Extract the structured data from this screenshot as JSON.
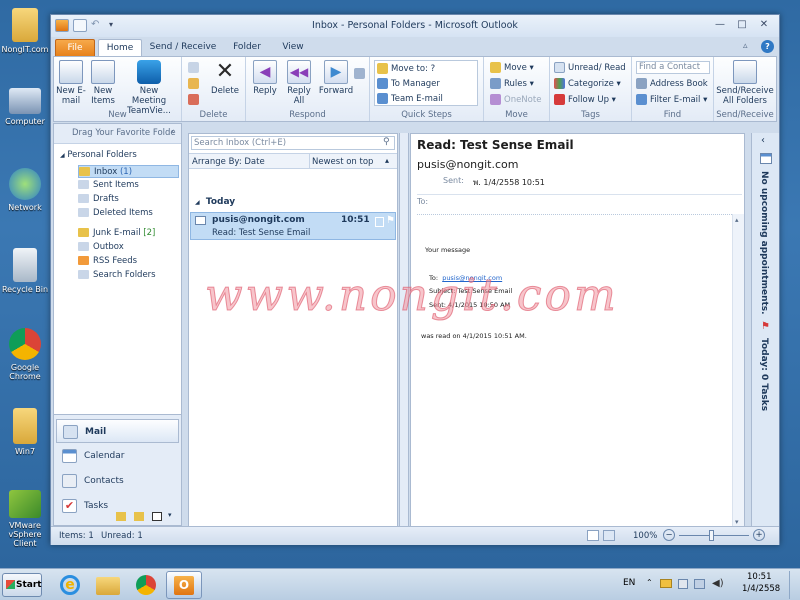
{
  "desktop": {
    "icons": [
      {
        "label": "NongIT.com"
      },
      {
        "label": "Computer"
      },
      {
        "label": "Network"
      },
      {
        "label": "Recycle Bin"
      },
      {
        "label": "Google Chrome"
      },
      {
        "label": "Win7"
      },
      {
        "label": "VMware vSphere Client"
      }
    ]
  },
  "window": {
    "title": "Inbox - Personal Folders  -  Microsoft Outlook",
    "tabs": [
      "File",
      "Home",
      "Send / Receive",
      "Folder",
      "View"
    ]
  },
  "ribbon": {
    "new": {
      "label": "New",
      "new_email": "New E-mail",
      "new_items": "New Items",
      "new_meeting": "New Meeting",
      "teamviewer": "TeamVie..."
    },
    "delete": {
      "label": "Delete",
      "delete_btn": "Delete"
    },
    "respond": {
      "label": "Respond",
      "reply": "Reply",
      "reply_all": "Reply All",
      "forward": "Forward"
    },
    "quicksteps": {
      "label": "Quick Steps",
      "items": [
        "Move to: ?",
        "To Manager",
        "Team E-mail"
      ]
    },
    "move": {
      "label": "Move",
      "move_btn": "Move",
      "rules": "Rules",
      "onenote": "OneNote"
    },
    "tags": {
      "label": "Tags",
      "unread_read": "Unread/ Read",
      "categorize": "Categorize",
      "follow_up": "Follow Up"
    },
    "find": {
      "label": "Find",
      "find_contact_placeholder": "Find a Contact",
      "address_book": "Address Book",
      "filter_email": "Filter E-mail"
    },
    "sendreceive": {
      "label": "Send/Receive",
      "btn": "Send/Receive All Folders"
    }
  },
  "navpane": {
    "favorites_header": "Drag Your Favorite Folde",
    "personal_folders": "Personal Folders",
    "folders": [
      {
        "name": "Inbox",
        "count": "(1)"
      },
      {
        "name": "Sent Items",
        "count": ""
      },
      {
        "name": "Drafts",
        "count": ""
      },
      {
        "name": "Deleted Items",
        "count": ""
      },
      {
        "name": "Junk E-mail",
        "count": "[2]"
      },
      {
        "name": "Outbox",
        "count": ""
      },
      {
        "name": "RSS Feeds",
        "count": ""
      },
      {
        "name": "Search Folders",
        "count": ""
      }
    ],
    "buttons": [
      "Mail",
      "Calendar",
      "Contacts",
      "Tasks"
    ]
  },
  "listpane": {
    "search_placeholder": "Search Inbox (Ctrl+E)",
    "arrange_by": "Arrange By: Date",
    "sort": "Newest on top",
    "group": "Today",
    "messages": [
      {
        "from": "pusis@nongit.com",
        "time": "10:51",
        "subject": "Read: Test Sense Email"
      }
    ]
  },
  "readpane": {
    "subject": "Read: Test Sense Email",
    "from": "pusis@nongit.com",
    "sent_label": "Sent:",
    "sent_value": "พ. 1/4/2558 10:51",
    "to_label": "To:",
    "body_intro": "Your message",
    "body_to_label": "To:",
    "body_to_value": "pusis@nongit.com",
    "body_subject": "Subject: Test Sense Email",
    "body_sent": "Sent: 4/1/2015 10:50 AM",
    "body_read": "was read on 4/1/2015 10:51 AM."
  },
  "todobar": {
    "appointments": "No upcoming appointments.",
    "tasks": "Today: 0 Tasks"
  },
  "statusbar": {
    "items": "Items: 1",
    "unread": "Unread: 1",
    "zoom": "100%"
  },
  "taskbar": {
    "start": "Start",
    "lang": "EN",
    "time": "10:51",
    "date": "1/4/2558"
  },
  "watermark": "www.nongit.com",
  "colors": {
    "accent": "#1e395b",
    "selection": "#c2dcf5",
    "file_tab": "#e57e17"
  }
}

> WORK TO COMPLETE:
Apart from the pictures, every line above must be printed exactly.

> RESULT:
Extract the structured data from this screenshot as JSON.
{
  "desktop": {
    "icons": [
      {
        "label": "NongIT.com"
      },
      {
        "label": "Computer"
      },
      {
        "label": "Network"
      },
      {
        "label": "Recycle Bin"
      },
      {
        "label": "Google Chrome"
      },
      {
        "label": "Win7"
      },
      {
        "label": "VMware vSphere Client"
      }
    ]
  },
  "window": {
    "title": "Inbox - Personal Folders  -  Microsoft Outlook",
    "tabs": [
      "File",
      "Home",
      "Send / Receive",
      "Folder",
      "View"
    ]
  },
  "ribbon": {
    "new": {
      "label": "New",
      "new_email": "New E-mail",
      "new_items": "New Items",
      "new_meeting": "New Meeting",
      "teamviewer": "TeamVie..."
    },
    "delete": {
      "label": "Delete",
      "delete_btn": "Delete"
    },
    "respond": {
      "label": "Respond",
      "reply": "Reply",
      "reply_all": "Reply All",
      "forward": "Forward"
    },
    "quicksteps": {
      "label": "Quick Steps",
      "items": [
        "Move to: ?",
        "To Manager",
        "Team E-mail"
      ]
    },
    "move": {
      "label": "Move",
      "move_btn": "Move",
      "rules": "Rules",
      "onenote": "OneNote"
    },
    "tags": {
      "label": "Tags",
      "unread_read": "Unread/ Read",
      "categorize": "Categorize",
      "follow_up": "Follow Up"
    },
    "find": {
      "label": "Find",
      "find_contact_placeholder": "Find a Contact",
      "address_book": "Address Book",
      "filter_email": "Filter E-mail"
    },
    "sendreceive": {
      "label": "Send/Receive",
      "btn": "Send/Receive All Folders"
    }
  },
  "navpane": {
    "favorites_header": "Drag Your Favorite Folde",
    "personal_folders": "Personal Folders",
    "folders": [
      {
        "name": "Inbox",
        "count": "(1)"
      },
      {
        "name": "Sent Items",
        "count": ""
      },
      {
        "name": "Drafts",
        "count": ""
      },
      {
        "name": "Deleted Items",
        "count": ""
      },
      {
        "name": "Junk E-mail",
        "count": "[2]"
      },
      {
        "name": "Outbox",
        "count": ""
      },
      {
        "name": "RSS Feeds",
        "count": ""
      },
      {
        "name": "Search Folders",
        "count": ""
      }
    ],
    "buttons": [
      "Mail",
      "Calendar",
      "Contacts",
      "Tasks"
    ]
  },
  "listpane": {
    "search_placeholder": "Search Inbox (Ctrl+E)",
    "arrange_by": "Arrange By: Date",
    "sort": "Newest on top",
    "group": "Today",
    "messages": [
      {
        "from": "pusis@nongit.com",
        "time": "10:51",
        "subject": "Read: Test Sense Email"
      }
    ]
  },
  "readpane": {
    "subject": "Read: Test Sense Email",
    "from": "pusis@nongit.com",
    "sent_label": "Sent:",
    "sent_value": "พ. 1/4/2558 10:51",
    "to_label": "To:",
    "body_intro": "Your message",
    "body_to_label": "To:",
    "body_to_value": "pusis@nongit.com",
    "body_subject": "Subject: Test Sense Email",
    "body_sent": "Sent: 4/1/2015 10:50 AM",
    "body_read": "was read on 4/1/2015 10:51 AM."
  },
  "todobar": {
    "appointments": "No upcoming appointments.",
    "tasks": "Today: 0 Tasks"
  },
  "statusbar": {
    "items": "Items: 1",
    "unread": "Unread: 1",
    "zoom": "100%"
  },
  "taskbar": {
    "start": "Start",
    "lang": "EN",
    "time": "10:51",
    "date": "1/4/2558"
  },
  "watermark": "www.nongit.com",
  "colors": {
    "accent": "#1e395b",
    "selection": "#c2dcf5",
    "file_tab": "#e57e17"
  }
}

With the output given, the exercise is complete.